In the material below, count the lines with the word "icon" and state that number only.

TASK INPUTS —
::::

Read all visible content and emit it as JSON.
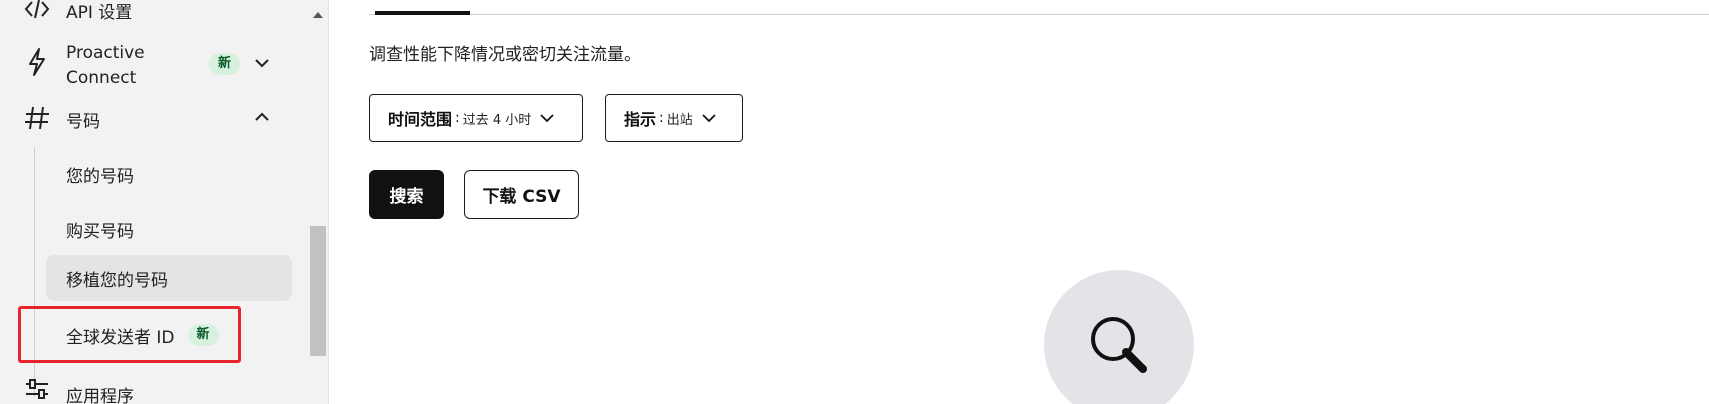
{
  "sidebar": {
    "api_settings": {
      "label": "API 设置",
      "icon": "code-icon"
    },
    "proactive_connect": {
      "label_line1": "Proactive",
      "label_line2": "Connect",
      "badge": "新",
      "icon": "lightning-icon"
    },
    "numbers": {
      "label": "号码",
      "icon": "hash-icon",
      "items": [
        {
          "label": "您的号码"
        },
        {
          "label": "购买号码"
        },
        {
          "label": "移植您的号码",
          "selected": true
        },
        {
          "label": "全球发送者 ID",
          "badge": "新"
        }
      ]
    },
    "applications": {
      "label": "应用程序",
      "icon": "sliders-icon"
    }
  },
  "main": {
    "description": "调查性能下降情况或密切关注流量。",
    "filters": [
      {
        "name": "时间范围",
        "separator": ":",
        "value": "过去 4 小时"
      },
      {
        "name": "指示",
        "separator": ":",
        "value": "出站"
      }
    ],
    "buttons": {
      "search": "搜索",
      "download": "下载 CSV"
    }
  },
  "colors": {
    "sidebar_bg": "#f2f2f2",
    "badge_bg": "#d6f2df",
    "badge_text": "#0b5b2a",
    "highlight": "#e8232e",
    "primary_button": "#111111"
  }
}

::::

TASK RESULT — 4